Q23: If an employer pays health insurance premiums for a few months following an involuntary termination as part of a severance package, how does that affect the 15 month period of reduced premiums?
A23: According to new guidelines recently released by the IRS (2009-27), the effect on the 15 month reduced severance period will depend on how the employer treats its provision of health coverage during the severance period. If the employer treats its provision of health coverage during the severance period as deferring the employee’s loss of insurance coverage (as long as the employer’s plan allows coverage for terminated employees and the coverage provided during the severance period is the same as that for active employees), the fifteen month period will not begin until the employer stops providing coverage under the severance package. If, however, the employer considers its provision of health coverage under the severance package to be part of its COBRA obligation (e.g., the severance package says the employer will pay for three months of “COBRA coverage”), then the loss of coverage will begin as soon as the employer begins providing for health coverage following the termination, and the fifteen months will run from that date.

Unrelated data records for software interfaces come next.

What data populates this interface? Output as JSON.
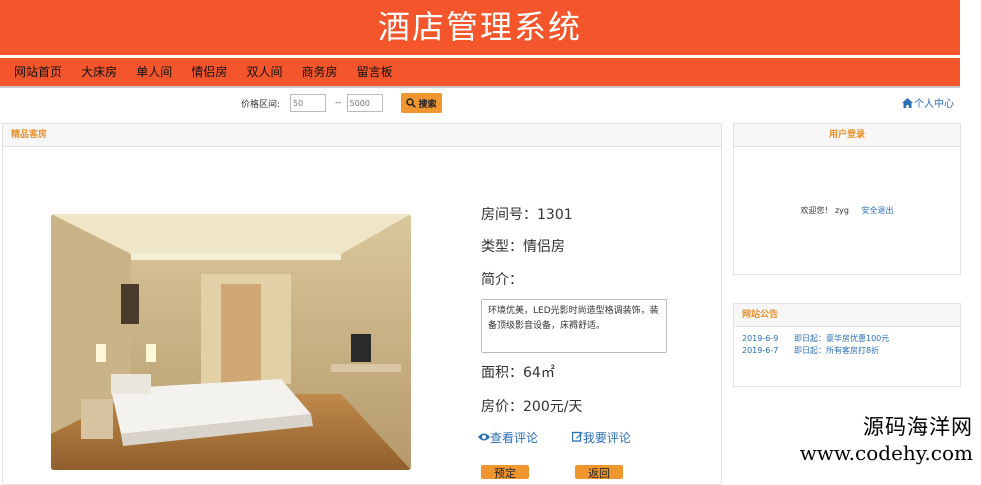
{
  "header": {
    "title": "酒店管理系统"
  },
  "nav": {
    "items": [
      "网站首页",
      "大床房",
      "单人间",
      "情侣房",
      "双人间",
      "商务房",
      "留言板"
    ]
  },
  "search": {
    "label": "价格区间:",
    "min_value": "50",
    "separator": "--",
    "max_value": "5000",
    "button_label": "搜索"
  },
  "user_center": {
    "label": "个人中心"
  },
  "main_panel": {
    "title": "精品客房",
    "room_number_label": "房间号：",
    "room_number": "1301",
    "type_label": "类型：",
    "type": "情侣房",
    "intro_label": "简介：",
    "intro": "环境优美，LED光影时尚造型格调装饰，装备顶级影音设备，床褥舒适。",
    "area_label": "面积：",
    "area": "64㎡",
    "price_label": "房价：",
    "price": "200元/天",
    "view_comments": "查看评论",
    "write_comment": "我要评论",
    "book_button": "预定",
    "back_button": "返回"
  },
  "login_panel": {
    "title": "用户登录",
    "welcome": "欢迎您！",
    "username": "zyg",
    "logout": "安全退出"
  },
  "news_panel": {
    "title": "网站公告",
    "items": [
      {
        "date": "2019-6-9",
        "text": "即日起：豪华房优惠100元"
      },
      {
        "date": "2019-6-7",
        "text": "即日起：所有客房打8折"
      }
    ]
  },
  "watermark": {
    "line1": "源码海洋网",
    "line2": "www.codehy.com"
  },
  "colors": {
    "brand": "#f4552a",
    "accent": "#f0962e",
    "link": "#2a6fb8"
  }
}
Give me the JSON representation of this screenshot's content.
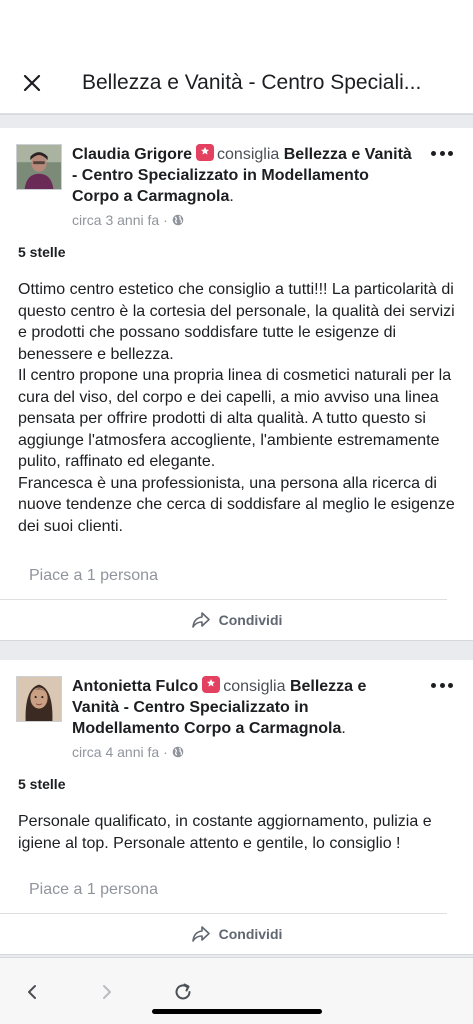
{
  "header": {
    "title": "Bellezza e Vanità - Centro Speciali...",
    "close_icon": "close-icon"
  },
  "reviews": [
    {
      "author": "Claudia Grigore",
      "verb": "consiglia",
      "page": "Bellezza e Vanità - Centro Specializzato in Modellamento Corpo a Carmagnola",
      "period": ".",
      "time": "circa 3 anni fa",
      "rating": "5 stelle",
      "paragraphs": [
        "Ottimo centro estetico che consiglio a tutti!!! La particolarità di questo centro è la cortesia del personale, la qualità dei servizi e prodotti che possano soddisfare tutte le esigenze di benessere e bellezza.",
        "Il centro propone una propria linea di cosmetici naturali per la cura del viso, del corpo e dei capelli, a mio avviso una linea pensata per offrire prodotti di alta qualità. A tutto questo si aggiunge l'atmosfera accogliente, l'ambiente estremamente pulito, raffinato ed elegante.",
        "Francesca è una professionista, una persona alla ricerca di nuove tendenze che cerca di soddisfare al meglio le esigenze dei suoi clienti."
      ],
      "likes": "Piace a 1 persona",
      "share": "Condividi"
    },
    {
      "author": "Antonietta Fulco",
      "verb": "consiglia",
      "page": "Bellezza e Vanità - Centro Specializzato in Modellamento Corpo a Carmagnola",
      "period": ".",
      "time": "circa 4 anni fa",
      "rating": "5 stelle",
      "paragraphs": [
        "Personale qualificato, in costante aggiornamento, pulizia e igiene al top. Personale attento e gentile, lo consiglio !"
      ],
      "likes": "Piace a 1 persona",
      "share": "Condividi"
    }
  ],
  "colors": {
    "accent_badge": "#e4405f",
    "separator": "#e9ebee",
    "muted_text": "#90949c"
  }
}
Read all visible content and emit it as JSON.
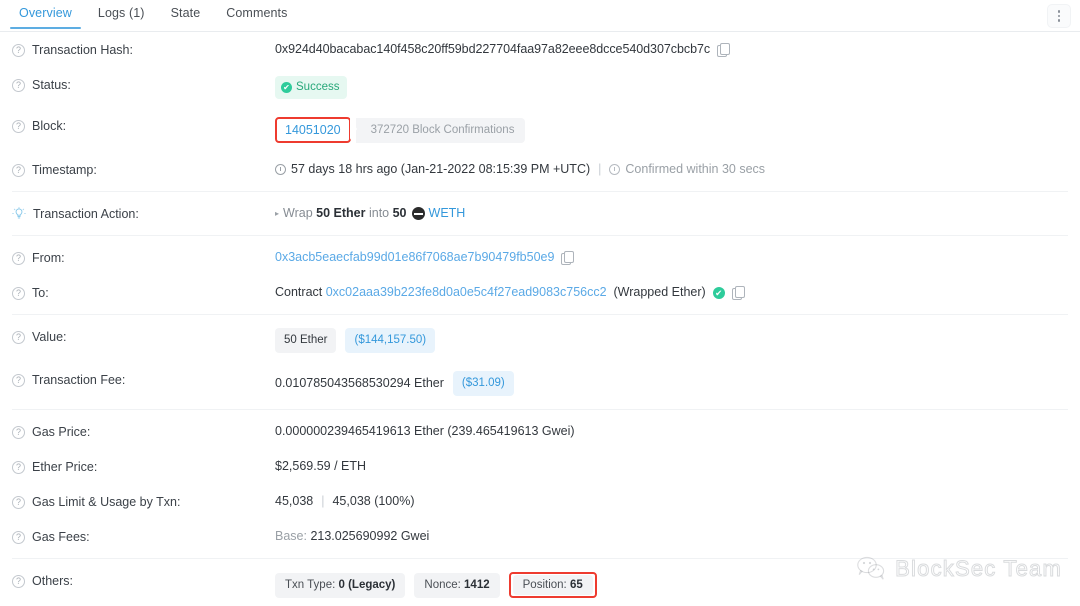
{
  "tabs": [
    {
      "label": "Overview",
      "name": "tab-overview",
      "active": true
    },
    {
      "label": "Logs (1)",
      "name": "tab-logs",
      "active": false
    },
    {
      "label": "State",
      "name": "tab-state",
      "active": false
    },
    {
      "label": "Comments",
      "name": "tab-comments",
      "active": false
    }
  ],
  "menu": {
    "icon": "kebab-menu-icon"
  },
  "rows": {
    "transaction_hash": {
      "label": "Transaction Hash:",
      "value": "0x924d40bacabac140f458c20ff59bd227704faa97a82eee8dcce540d307cbcb7c"
    },
    "status": {
      "label": "Status:",
      "badge": "Success",
      "check": "✔"
    },
    "block": {
      "label": "Block:",
      "number": "14051020",
      "confirmations": "372720 Block Confirmations",
      "annotated": true
    },
    "timestamp": {
      "label": "Timestamp:",
      "ago": "57 days 18 hrs ago (Jan-21-2022 08:15:39 PM +UTC)",
      "separator": "|",
      "confirmed": "Confirmed within 30 secs"
    },
    "transaction_action": {
      "label": "Transaction Action:",
      "caret": "▸",
      "verb": "Wrap",
      "amount_in": "50 Ether",
      "into": "into",
      "amount_out": "50",
      "token": "WETH",
      "token_icon": "eth-token-icon"
    },
    "from": {
      "label": "From:",
      "address": "0x3acb5eaecfab99d01e86f7068ae7b90479fb50e9"
    },
    "to": {
      "label": "To:",
      "prefix": "Contract",
      "address": "0xc02aaa39b223fe8d0a0e5c4f27ead9083c756cc2",
      "name": "(Wrapped Ether)",
      "verified": "✔"
    },
    "value": {
      "label": "Value:",
      "amount": "50 Ether",
      "fiat": "($144,157.50)"
    },
    "transaction_fee": {
      "label": "Transaction Fee:",
      "amount": "0.010785043568530294 Ether",
      "fiat": "($31.09)"
    },
    "gas_price": {
      "label": "Gas Price:",
      "value": "0.000000239465419613 Ether (239.465419613 Gwei)"
    },
    "ether_price": {
      "label": "Ether Price:",
      "value": "$2,569.59 / ETH"
    },
    "gas_limit": {
      "label": "Gas Limit & Usage by Txn:",
      "limit": "45,038",
      "separator": "|",
      "usage": "45,038 (100%)"
    },
    "gas_fees": {
      "label": "Gas Fees:",
      "base_label": "Base:",
      "base_value": "213.025690992 Gwei"
    },
    "others": {
      "label": "Others:",
      "txn_type_label": "Txn Type:",
      "txn_type_value": "0 (Legacy)",
      "nonce_label": "Nonce:",
      "nonce_value": "1412",
      "position_label": "Position:",
      "position_value": "65",
      "position_annotated": true
    }
  },
  "watermark": {
    "text": "BlockSec Team",
    "icon": "wechat-icon"
  },
  "colors": {
    "accent": "#3498db",
    "success": "#2ecc9b",
    "annotation": "#ee3b2f",
    "muted": "#9aa0a6"
  }
}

An individual is involuntarily terminated from employment on May 15, 2009. Health coverage in connection with the May 15 termination would normally end on May 30, 2009. However, the employee’s severance package includes three months of health coverage, at the same level as active employees, for which the employer pays the entire insurance premium and the employee does not pay any portion of the premium, running from June 1, 2009 to August 31, 2009, under a health insurance plan which allows coverage for terminated employees. If the employer considers no loss of coverage to have occurred until the three months of severance benefits have been exhausted, the fifteen months of premium subsidy will not begin to run until September 1, 2009, when the employee has to start paying insurance premiums to maintain COBRA continuation coverage, and the subsidy will end on November 30, 2010.
If, however, the employer treats the three months of premium payments under the severance package (June, July and August) as part of the employer’s obligation to provide COBRA continuation of coverage (and/or the plan does not provide coverage for non-active employees), the loss of coverage, and the fifteen months, will begin on June 1, 2009. In this scenario, because the employee is not paying any premium for the first three months of coverage, the employee will only have twelve months of premium subsidy available when the employee begins paying the premium on September 1, 2009, and the fifteen month period will be over on August 31, 2010.
Q24: For terminated employees, who did not elect COBRA, is the 18-month continuation period effective from their date of termination or is it 18 months from the effective date of the ARRA Act, March 1, 2009?
A24: The COBRA continuation period is 18 months from the original qualifying event (e.g., termination of employment). The Extended Election Period provided by ARRA does not extend the COBRA continuation period, it only allows those who did not elect COBRA when they were first offered the opportunity to elect, or those who elected coverage but have since discontinued COBRA coverage, a second opportunity to elect COBRA and receive the premium subsidy for up to 15 months.
Q25: How long is the ARRA Act in effect? When will it expire? Will this apply to any future terminations?
A25: It will apply to involuntary terminations that occur between 9/1/08 through 5/31/10. The subsidy is available to an Assistance Eligible Individual for up to 15 months following the employee’s date of termination. Therefore, an employee whose employment is involuntarily terminated in December 2009 would be eligible for premium assistance for fifteen months, through September 2010. An employee whose employment is terminated after 5/31/10 will not be eligible for the premium subsidy